Completing the crime analysis and criminal intelligence minor, Denfeld said, “was one of the best decisions I ever made while at Radford because it has similarities between the work we did in class and the work I will be doing as an actual crime analyst.”
When Denfeld interviewed for the position in Danville, he shared his portfolio, which contained about 80 pages of project material he had created over two years in the minor.
“They loved it,” Denfeld said. “That work played a massive role in securing the position within the department, along with a very kind recommendation from Dr. [Roberto and Rachel] Santos, who have worked with the department over the years.”
Helping graduates find jobs straight out of Radford is “one our biggest goals,” Roberto Santos said. “We want to get them into a good professional organization, making good money with great benefits.”
Those law enforcement agency connections the Santoses have established over the years while working to employ stratified policing pays great dividends to Radford graduates.
“We’re not done with our students once they graduate,” Rachel Santos said. “We are on the phone a lot to make connections and be references for them, helping our graduates get jobs with police organizations.”
Alumni now have crime analysis jobs, Rachel Santos explained, in Virginia, Arizona, Nevada, Texas, Florida, North Carolina and South Carolina.
That’s where one 2022 graduate, Skylar Rife, works. Her story about completing the crime analysis and criminal intelligence minor is similar to the one Denfeld tells.
“It’s very hands-on, and you work on projects with real data,” explained Rife, who is a crime analyst with the Greer (South Carolina) Police Department. “As you progress in the minor, you come to know and understand more about the different types of crime analysis, the purpose of each and how they fit directly into the law enforcement world.”
Once she completed the minor, Rife was “well equipped,” she said, to begin a career as a crime analyst.
Imparting knowledge to students that will help them later, as graduates, find jobs that ultimately will lead to safer communities is the reason Rachel and Roberto Santos created the crime analysis and criminal intelligence minor four years ago.

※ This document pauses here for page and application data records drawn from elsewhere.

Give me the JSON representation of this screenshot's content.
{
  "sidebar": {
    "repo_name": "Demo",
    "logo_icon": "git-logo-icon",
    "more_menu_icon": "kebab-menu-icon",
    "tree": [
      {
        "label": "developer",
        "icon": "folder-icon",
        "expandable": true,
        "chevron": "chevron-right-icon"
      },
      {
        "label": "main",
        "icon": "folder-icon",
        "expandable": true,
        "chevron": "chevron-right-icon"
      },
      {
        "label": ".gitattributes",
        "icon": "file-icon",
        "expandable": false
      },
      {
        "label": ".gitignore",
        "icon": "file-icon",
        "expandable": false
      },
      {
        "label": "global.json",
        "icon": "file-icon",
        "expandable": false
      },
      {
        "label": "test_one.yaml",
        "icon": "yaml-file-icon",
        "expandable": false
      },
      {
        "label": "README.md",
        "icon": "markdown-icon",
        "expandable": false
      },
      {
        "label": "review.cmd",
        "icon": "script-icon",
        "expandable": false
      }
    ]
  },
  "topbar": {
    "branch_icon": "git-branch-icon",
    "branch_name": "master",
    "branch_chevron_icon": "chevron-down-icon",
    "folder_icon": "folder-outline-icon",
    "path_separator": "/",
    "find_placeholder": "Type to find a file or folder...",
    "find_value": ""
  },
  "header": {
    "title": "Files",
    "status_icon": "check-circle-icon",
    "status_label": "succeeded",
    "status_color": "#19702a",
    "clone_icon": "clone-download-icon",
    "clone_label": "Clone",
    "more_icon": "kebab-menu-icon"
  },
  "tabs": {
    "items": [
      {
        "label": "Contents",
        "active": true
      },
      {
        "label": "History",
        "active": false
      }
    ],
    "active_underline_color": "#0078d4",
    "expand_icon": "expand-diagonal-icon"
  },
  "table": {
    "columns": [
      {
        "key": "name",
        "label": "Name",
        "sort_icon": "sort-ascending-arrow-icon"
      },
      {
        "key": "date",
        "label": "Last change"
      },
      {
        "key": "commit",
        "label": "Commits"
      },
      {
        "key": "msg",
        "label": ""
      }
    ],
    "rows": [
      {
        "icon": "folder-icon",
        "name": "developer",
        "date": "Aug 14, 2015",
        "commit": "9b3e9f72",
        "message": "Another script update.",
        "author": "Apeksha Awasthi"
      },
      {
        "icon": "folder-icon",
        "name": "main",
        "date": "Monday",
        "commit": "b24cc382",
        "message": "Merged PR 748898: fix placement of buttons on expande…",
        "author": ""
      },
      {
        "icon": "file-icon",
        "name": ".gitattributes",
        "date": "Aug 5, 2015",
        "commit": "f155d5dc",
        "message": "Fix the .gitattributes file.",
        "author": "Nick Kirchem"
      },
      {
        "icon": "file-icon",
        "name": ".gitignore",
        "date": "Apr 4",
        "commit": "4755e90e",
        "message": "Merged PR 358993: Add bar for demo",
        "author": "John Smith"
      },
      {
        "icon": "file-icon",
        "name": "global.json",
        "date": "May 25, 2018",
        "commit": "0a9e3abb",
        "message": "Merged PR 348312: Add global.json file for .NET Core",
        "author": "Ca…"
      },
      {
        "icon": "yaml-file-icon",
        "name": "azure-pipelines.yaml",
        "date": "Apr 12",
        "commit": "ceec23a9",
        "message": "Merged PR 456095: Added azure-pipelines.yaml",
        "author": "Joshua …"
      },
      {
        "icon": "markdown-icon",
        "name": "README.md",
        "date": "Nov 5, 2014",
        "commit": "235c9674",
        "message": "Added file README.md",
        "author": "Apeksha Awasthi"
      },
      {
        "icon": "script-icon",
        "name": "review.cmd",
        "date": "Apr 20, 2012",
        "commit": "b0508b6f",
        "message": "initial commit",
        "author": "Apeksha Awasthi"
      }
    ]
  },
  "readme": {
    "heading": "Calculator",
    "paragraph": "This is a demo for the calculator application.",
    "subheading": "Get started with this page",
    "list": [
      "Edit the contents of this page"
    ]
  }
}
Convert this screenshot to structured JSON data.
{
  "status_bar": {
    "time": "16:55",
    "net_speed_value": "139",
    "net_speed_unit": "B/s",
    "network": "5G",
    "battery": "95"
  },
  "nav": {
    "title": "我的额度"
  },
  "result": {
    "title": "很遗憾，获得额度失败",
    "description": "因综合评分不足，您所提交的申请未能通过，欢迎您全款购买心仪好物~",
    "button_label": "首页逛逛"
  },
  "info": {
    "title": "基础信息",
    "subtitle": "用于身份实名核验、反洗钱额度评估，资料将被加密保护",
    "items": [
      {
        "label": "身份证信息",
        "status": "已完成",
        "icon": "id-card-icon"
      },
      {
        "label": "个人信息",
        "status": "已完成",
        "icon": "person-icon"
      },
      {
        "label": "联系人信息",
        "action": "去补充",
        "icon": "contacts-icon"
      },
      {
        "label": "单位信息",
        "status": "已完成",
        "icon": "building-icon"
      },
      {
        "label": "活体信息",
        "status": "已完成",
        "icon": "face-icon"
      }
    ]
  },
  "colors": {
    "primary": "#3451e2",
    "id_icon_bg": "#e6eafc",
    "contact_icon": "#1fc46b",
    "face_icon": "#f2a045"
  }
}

“When agencies hire an analyst, they do so because they want less victimization in their communities,” Rachel Santos said. “When one of our graduates says to a police agency that they have been trained in stratified policing and show examples of the crime analysis and intelligence techniques that will help the agency reach their goals of decreasing victimization, that is exactly what agencies want to hear and see.”